While visiting one of my favourite clients this week the conversation quickly turned to workplace goals and workplace resolutions given this was our first get-together of the new year. By the time we had heard from everyone at the lunch table we had pretty much heard all the commonly held views on the topic.
My client proudly told us how she deliberately asks each of her staff to provide a specific workplace resolution they will adopt for the year in view of making them a better leader. She then follows up with them on their commitment throughout the year in a fun way. She admitted to not holding them to it as she would an agreed upon performance standard but uses it as an entry point to discuss how to continuously strengthen leadership capability.
We heard how resolutions have no place in the workplace as they are not measurable or specific enough and how one person was focused on annual goal-setting in their professional and personal life. They went on to make a compelling argument for SMART goals (Specific, Measurable, Attainable, Relevant and Time Bound). Certainly the goal-oriented individuals I know set goals brilliantly then detach themselves from the results while using the overriding goal to stay very focused. My advice: find a goal-oriented person you know and buy them lunch to learn their secrets.
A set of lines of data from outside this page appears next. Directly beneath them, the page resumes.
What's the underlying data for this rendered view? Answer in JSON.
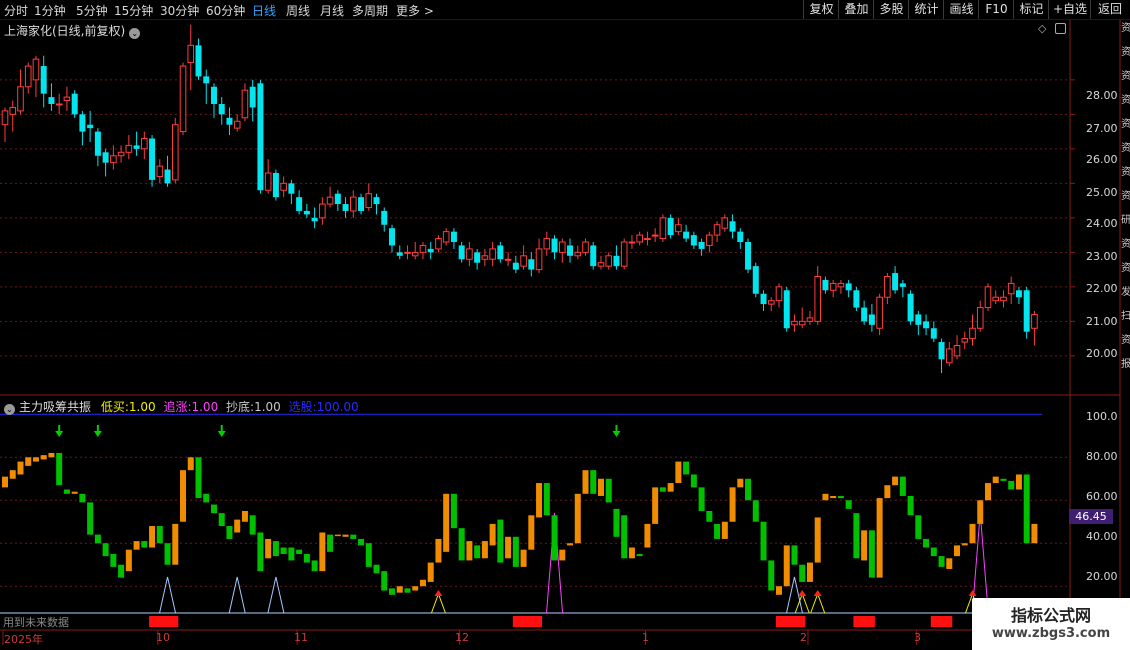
{
  "toolbar": {
    "periods": [
      "分时",
      "1分钟",
      "5分钟",
      "15分钟",
      "30分钟",
      "60分钟",
      "日线",
      "周线",
      "月线",
      "多周期",
      "更多 >"
    ],
    "active_period": "日线",
    "right_buttons": [
      "复权",
      "叠加",
      "多股",
      "统计",
      "画线",
      "F10",
      "标记",
      "+自选",
      "返回"
    ]
  },
  "chart_title": "上海家化(日线,前复权)",
  "main_y_labels": [
    "28.00",
    "27.00",
    "26.00",
    "25.00",
    "24.00",
    "23.00",
    "22.00",
    "21.00",
    "20.00"
  ],
  "indicator": {
    "name": "主力吸筹共振",
    "items": [
      {
        "label": "低买:",
        "value": "1.00",
        "color": "#f0f000"
      },
      {
        "label": "追涨:",
        "value": "1.00",
        "color": "#ff40ff"
      },
      {
        "label": "抄底:",
        "value": "1.00",
        "color": "#c8c8c8"
      },
      {
        "label": "选股:",
        "value": "100.00",
        "color": "#2020ff"
      }
    ],
    "y_labels": [
      "100.0",
      "80.00",
      "60.00",
      "40.00",
      "20.00"
    ],
    "current_value": "46.45",
    "future_label": "用到未来数据"
  },
  "x_labels": [
    "2025年",
    "10",
    "11",
    "12",
    "1",
    "2",
    "3"
  ],
  "side_text": [
    "资",
    "资",
    "资",
    "资",
    "资",
    "资",
    "资",
    "资",
    "研",
    "资",
    "资",
    "发",
    "扫",
    "资",
    "报"
  ],
  "watermark": {
    "title": "指标公式网",
    "url": "www.zbgs3.com"
  },
  "colors": {
    "up": "#ff3d3d",
    "down": "#00e5ee",
    "bar_up": "#f08c00",
    "bar_down": "#00c000",
    "grid": "#6b1818"
  },
  "chart_data": {
    "type": "candlestick",
    "y_range": [
      19.3,
      29.3
    ],
    "candles": [
      [
        26.7,
        27.1,
        26.2,
        27.2
      ],
      [
        27.0,
        27.2,
        26.5,
        27.4
      ],
      [
        27.1,
        27.8,
        27.0,
        28.3
      ],
      [
        27.8,
        28.4,
        27.6,
        28.5
      ],
      [
        28.0,
        28.6,
        27.5,
        28.7
      ],
      [
        28.4,
        27.6,
        27.2,
        28.7
      ],
      [
        27.5,
        27.3,
        27.1,
        27.9
      ],
      [
        27.3,
        27.3,
        27.0,
        27.6
      ],
      [
        27.4,
        27.5,
        27.1,
        27.8
      ],
      [
        27.6,
        27.0,
        26.9,
        27.7
      ],
      [
        27.0,
        26.5,
        26.1,
        27.1
      ],
      [
        26.7,
        26.6,
        26.2,
        27.1
      ],
      [
        26.5,
        25.8,
        25.5,
        26.6
      ],
      [
        25.9,
        25.6,
        25.2,
        26.0
      ],
      [
        25.6,
        25.8,
        25.4,
        26.1
      ],
      [
        25.8,
        25.9,
        25.6,
        26.1
      ],
      [
        25.9,
        26.1,
        25.7,
        26.4
      ],
      [
        26.1,
        26.0,
        25.8,
        26.5
      ],
      [
        26.0,
        26.3,
        25.7,
        26.5
      ],
      [
        26.3,
        25.1,
        24.9,
        26.4
      ],
      [
        25.2,
        25.5,
        25.0,
        25.7
      ],
      [
        25.4,
        25.0,
        24.9,
        25.8
      ],
      [
        25.1,
        26.7,
        25.0,
        26.9
      ],
      [
        26.5,
        28.4,
        26.4,
        28.5
      ],
      [
        28.5,
        29.0,
        27.7,
        29.6
      ],
      [
        29.0,
        28.1,
        28.0,
        29.2
      ],
      [
        28.1,
        27.9,
        27.3,
        28.3
      ],
      [
        27.8,
        27.3,
        26.9,
        27.9
      ],
      [
        27.3,
        27.0,
        26.7,
        27.5
      ],
      [
        26.9,
        26.7,
        26.4,
        27.2
      ],
      [
        26.6,
        26.8,
        26.5,
        27.0
      ],
      [
        26.9,
        27.7,
        26.8,
        27.9
      ],
      [
        27.8,
        27.2,
        26.8,
        28.0
      ],
      [
        27.9,
        24.8,
        24.7,
        28.0
      ],
      [
        24.8,
        25.3,
        24.7,
        25.7
      ],
      [
        25.3,
        24.6,
        24.5,
        25.4
      ],
      [
        24.8,
        25.0,
        24.6,
        25.2
      ],
      [
        25.0,
        24.7,
        24.4,
        25.1
      ],
      [
        24.6,
        24.2,
        24.1,
        24.8
      ],
      [
        24.2,
        24.1,
        24.0,
        24.4
      ],
      [
        24.0,
        23.9,
        23.7,
        24.3
      ],
      [
        24.0,
        24.4,
        23.8,
        24.6
      ],
      [
        24.4,
        24.6,
        24.3,
        24.9
      ],
      [
        24.7,
        24.4,
        24.2,
        24.8
      ],
      [
        24.4,
        24.2,
        24.0,
        24.6
      ],
      [
        24.2,
        24.6,
        24.0,
        24.8
      ],
      [
        24.6,
        24.2,
        24.1,
        24.7
      ],
      [
        24.3,
        24.7,
        24.2,
        25.0
      ],
      [
        24.6,
        24.4,
        24.1,
        24.7
      ],
      [
        24.2,
        23.8,
        23.6,
        24.3
      ],
      [
        23.7,
        23.2,
        23.0,
        23.8
      ],
      [
        23.0,
        22.9,
        22.8,
        23.2
      ],
      [
        23.0,
        23.0,
        22.8,
        23.2
      ],
      [
        22.9,
        23.0,
        22.8,
        23.3
      ],
      [
        23.0,
        23.2,
        22.8,
        23.3
      ],
      [
        23.1,
        23.0,
        22.8,
        23.3
      ],
      [
        23.1,
        23.4,
        23.0,
        23.5
      ],
      [
        23.3,
        23.6,
        23.2,
        23.7
      ],
      [
        23.6,
        23.3,
        23.1,
        23.7
      ],
      [
        23.2,
        22.8,
        22.7,
        23.3
      ],
      [
        22.8,
        23.1,
        22.6,
        23.3
      ],
      [
        23.0,
        22.7,
        22.5,
        23.1
      ],
      [
        22.8,
        22.9,
        22.6,
        23.1
      ],
      [
        22.8,
        23.1,
        22.6,
        23.3
      ],
      [
        23.2,
        22.8,
        22.7,
        23.3
      ],
      [
        22.8,
        22.8,
        22.6,
        23.0
      ],
      [
        22.7,
        22.5,
        22.4,
        22.9
      ],
      [
        22.6,
        22.9,
        22.5,
        23.2
      ],
      [
        22.8,
        22.5,
        22.3,
        23.0
      ],
      [
        22.5,
        23.1,
        22.4,
        23.4
      ],
      [
        23.1,
        23.4,
        22.9,
        23.6
      ],
      [
        23.4,
        23.0,
        22.8,
        23.5
      ],
      [
        23.0,
        23.3,
        22.7,
        23.4
      ],
      [
        23.2,
        22.9,
        22.7,
        23.4
      ],
      [
        22.9,
        23.0,
        22.8,
        23.2
      ],
      [
        23.0,
        23.3,
        22.9,
        23.4
      ],
      [
        23.2,
        22.6,
        22.5,
        23.3
      ],
      [
        22.6,
        22.7,
        22.5,
        22.9
      ],
      [
        22.6,
        22.9,
        22.5,
        23.0
      ],
      [
        22.9,
        22.6,
        22.5,
        23.2
      ],
      [
        22.6,
        23.3,
        22.5,
        23.4
      ],
      [
        23.3,
        23.3,
        23.1,
        23.5
      ],
      [
        23.3,
        23.5,
        23.2,
        23.6
      ],
      [
        23.4,
        23.4,
        23.2,
        23.6
      ],
      [
        23.5,
        23.5,
        23.3,
        23.7
      ],
      [
        23.4,
        24.0,
        23.3,
        24.1
      ],
      [
        24.0,
        23.5,
        23.4,
        24.1
      ],
      [
        23.6,
        23.8,
        23.5,
        24.0
      ],
      [
        23.6,
        23.4,
        23.3,
        23.8
      ],
      [
        23.5,
        23.2,
        23.1,
        23.6
      ],
      [
        23.3,
        23.1,
        22.9,
        23.4
      ],
      [
        23.2,
        23.5,
        23.0,
        23.6
      ],
      [
        23.5,
        23.8,
        23.3,
        23.9
      ],
      [
        23.7,
        24.0,
        23.6,
        24.1
      ],
      [
        23.9,
        23.6,
        23.4,
        24.1
      ],
      [
        23.6,
        23.3,
        23.1,
        23.7
      ],
      [
        23.3,
        22.5,
        22.4,
        23.4
      ],
      [
        22.6,
        21.8,
        21.7,
        22.7
      ],
      [
        21.8,
        21.5,
        21.3,
        21.9
      ],
      [
        21.5,
        21.6,
        21.3,
        21.7
      ],
      [
        21.6,
        22.0,
        21.4,
        22.1
      ],
      [
        21.9,
        20.8,
        20.7,
        22.0
      ],
      [
        20.9,
        21.0,
        20.7,
        21.2
      ],
      [
        20.9,
        21.0,
        20.8,
        21.4
      ],
      [
        21.0,
        21.1,
        20.9,
        21.3
      ],
      [
        21.0,
        22.3,
        20.9,
        22.6
      ],
      [
        22.2,
        21.9,
        21.8,
        22.3
      ],
      [
        21.9,
        22.1,
        21.7,
        22.2
      ],
      [
        22.0,
        22.1,
        21.8,
        22.2
      ],
      [
        22.1,
        21.9,
        21.7,
        22.2
      ],
      [
        21.9,
        21.4,
        21.3,
        22.0
      ],
      [
        21.4,
        21.0,
        20.9,
        21.6
      ],
      [
        21.2,
        20.9,
        20.7,
        21.5
      ],
      [
        20.8,
        21.7,
        20.6,
        21.8
      ],
      [
        21.7,
        22.3,
        21.5,
        22.4
      ],
      [
        22.4,
        21.9,
        21.8,
        22.6
      ],
      [
        22.1,
        22.0,
        21.7,
        22.2
      ],
      [
        21.8,
        21.0,
        20.9,
        21.9
      ],
      [
        21.2,
        20.9,
        20.6,
        21.3
      ],
      [
        21.0,
        20.8,
        20.6,
        21.2
      ],
      [
        20.8,
        20.5,
        20.4,
        21.0
      ],
      [
        20.4,
        19.9,
        19.5,
        20.5
      ],
      [
        19.8,
        20.2,
        19.7,
        20.4
      ],
      [
        20.0,
        20.3,
        19.9,
        20.6
      ],
      [
        20.4,
        20.5,
        20.2,
        20.7
      ],
      [
        20.5,
        20.8,
        20.3,
        21.2
      ],
      [
        20.8,
        21.4,
        20.7,
        21.6
      ],
      [
        21.4,
        22.0,
        21.3,
        22.1
      ],
      [
        21.6,
        21.7,
        21.5,
        21.9
      ],
      [
        21.6,
        21.7,
        21.4,
        21.9
      ],
      [
        21.8,
        22.1,
        21.5,
        22.3
      ],
      [
        21.9,
        21.7,
        21.5,
        22.0
      ],
      [
        21.9,
        20.7,
        20.5,
        22.0
      ],
      [
        20.8,
        21.2,
        20.3,
        21.3
      ]
    ],
    "indicator_y_range": [
      8,
      102
    ],
    "indicator_bars": [
      [
        66,
        71
      ],
      [
        70,
        74
      ],
      [
        72,
        78
      ],
      [
        76,
        80
      ],
      [
        78,
        80
      ],
      [
        79,
        81
      ],
      [
        80,
        82
      ],
      [
        82,
        67
      ],
      [
        65,
        63
      ],
      [
        63,
        64
      ],
      [
        63,
        59
      ],
      [
        59,
        44
      ],
      [
        44,
        40
      ],
      [
        40,
        34
      ],
      [
        35,
        29
      ],
      [
        30,
        24
      ],
      [
        27,
        37
      ],
      [
        37,
        41
      ],
      [
        41,
        38
      ],
      [
        38,
        48
      ],
      [
        48,
        40
      ],
      [
        40,
        30
      ],
      [
        30,
        49
      ],
      [
        50,
        74
      ],
      [
        74,
        80
      ],
      [
        80,
        61
      ],
      [
        63,
        59
      ],
      [
        58,
        54
      ],
      [
        54,
        48
      ],
      [
        48,
        42
      ],
      [
        45,
        51
      ],
      [
        50,
        55
      ],
      [
        53,
        44
      ],
      [
        45,
        27
      ],
      [
        33,
        42
      ],
      [
        41,
        34
      ],
      [
        38,
        35
      ],
      [
        38,
        32
      ],
      [
        37,
        35
      ],
      [
        35,
        31
      ],
      [
        32,
        27
      ],
      [
        27,
        45
      ],
      [
        44,
        36
      ],
      [
        44,
        44
      ],
      [
        43,
        44
      ],
      [
        44,
        42
      ],
      [
        42,
        39
      ],
      [
        40,
        29
      ],
      [
        30,
        26
      ],
      [
        27,
        18
      ],
      [
        19,
        16
      ],
      [
        17,
        20
      ],
      [
        19,
        17
      ],
      [
        18,
        20
      ],
      [
        20,
        23
      ],
      [
        22,
        31
      ],
      [
        31,
        42
      ],
      [
        36,
        63
      ],
      [
        63,
        47
      ],
      [
        47,
        32
      ],
      [
        32,
        41
      ],
      [
        39,
        33
      ],
      [
        33,
        41
      ],
      [
        39,
        49
      ],
      [
        51,
        31
      ],
      [
        33,
        43
      ],
      [
        43,
        29
      ],
      [
        29,
        37
      ],
      [
        37,
        53
      ],
      [
        52,
        68
      ],
      [
        68,
        53
      ],
      [
        53,
        32
      ],
      [
        32,
        37
      ],
      [
        39,
        40
      ],
      [
        40,
        63
      ],
      [
        63,
        74
      ],
      [
        74,
        63
      ],
      [
        62,
        70
      ],
      [
        70,
        59
      ],
      [
        56,
        43
      ],
      [
        53,
        33
      ],
      [
        33,
        38
      ],
      [
        35,
        34
      ],
      [
        38,
        49
      ],
      [
        49,
        66
      ],
      [
        66,
        64
      ],
      [
        64,
        68
      ],
      [
        68,
        78
      ],
      [
        78,
        72
      ],
      [
        72,
        66
      ],
      [
        66,
        55
      ],
      [
        55,
        50
      ],
      [
        49,
        42
      ],
      [
        42,
        50
      ],
      [
        50,
        66
      ],
      [
        66,
        70
      ],
      [
        70,
        60
      ],
      [
        60,
        50
      ],
      [
        50,
        32
      ],
      [
        32,
        18
      ],
      [
        16,
        20
      ],
      [
        20,
        39
      ],
      [
        39,
        30
      ],
      [
        30,
        22
      ],
      [
        22,
        31
      ],
      [
        31,
        52
      ],
      [
        60,
        63
      ],
      [
        61,
        62
      ],
      [
        62,
        61
      ],
      [
        60,
        56
      ],
      [
        54,
        33
      ],
      [
        32,
        46
      ],
      [
        46,
        24
      ],
      [
        24,
        61
      ],
      [
        61,
        67
      ],
      [
        67,
        71
      ],
      [
        71,
        62
      ],
      [
        62,
        53
      ],
      [
        53,
        42
      ],
      [
        42,
        38
      ],
      [
        38,
        34
      ],
      [
        34,
        29
      ],
      [
        28,
        33
      ],
      [
        34,
        39
      ],
      [
        39,
        40
      ],
      [
        40,
        49
      ],
      [
        49,
        60
      ],
      [
        60,
        68
      ],
      [
        68,
        71
      ],
      [
        70,
        69
      ],
      [
        69,
        65
      ],
      [
        65,
        72
      ],
      [
        72,
        40
      ],
      [
        40,
        49
      ]
    ],
    "green_arrows": [
      7,
      12,
      28,
      79
    ],
    "red_signals": [
      56,
      103,
      105,
      125
    ],
    "purple_peaks": [
      71,
      126
    ],
    "gray_peaks": [
      21,
      30,
      35,
      102
    ],
    "red_blocks": [
      [
        19,
        22
      ],
      [
        66,
        69
      ],
      [
        100,
        103
      ],
      [
        110,
        112
      ],
      [
        120,
        122
      ]
    ]
  }
}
Another colleague proudly and impressively quoted Gretchen Rubin, author of The Happiness Project and Better than Before and shared Rubin's distinction between resolutions and goals: "You achieve a goal. You keep a resolution." We all mused about how behaviourally based resolutions give you a clean slate each and every day. Didn't do that daily walkabout on the shop floor to check in with your team which you had committed to doing yesterday? Not to worry, Today's a new day!
Yet another perspective shared at the table was the notion of workplace microresolutions — smaller, easily doable, action-oriented items that fall into the daily habit category as espoused by Wall Street technology leader Caroline Arnold in her book Small Move, Big Change — Using Microresolutions to Transform Your Life Permanently. Arnold's perspective is all about setting aside the bodacious measurable objectives and focusing on the daily micro moves that will in turn lead to macro change over time. She even has an app for that.
We now understand a lot more about the science of willpower thanks to experts like Kelly McGonical Ph.D. who wrote The Willpower Instinct: How Self-Control Works, Why It Matters, and What You Can Do to Get More of It. She skillfully explains how willpower is largely a biological function as opposed to a character trait or a virtue and that it can be deliberately enhanced through improved sleep, diet and exercise — interestingly all things that rely on willpower … maybe a bit of chicken-and-egg going on here but I digress. I am simply not sure if workplace resolutions or goal-setting are as willpower-dependent as personal items like weight management and other healthy habits.
If your goal is to provide more real time feedback to your team, run better meetings or manage distractions to enhance your productivity, do whatever works for you. Either smart goal-setting or resolutions could be the perfect tool for your new year at work, your mission is to figure out which one works for you, go public about it and get on with it.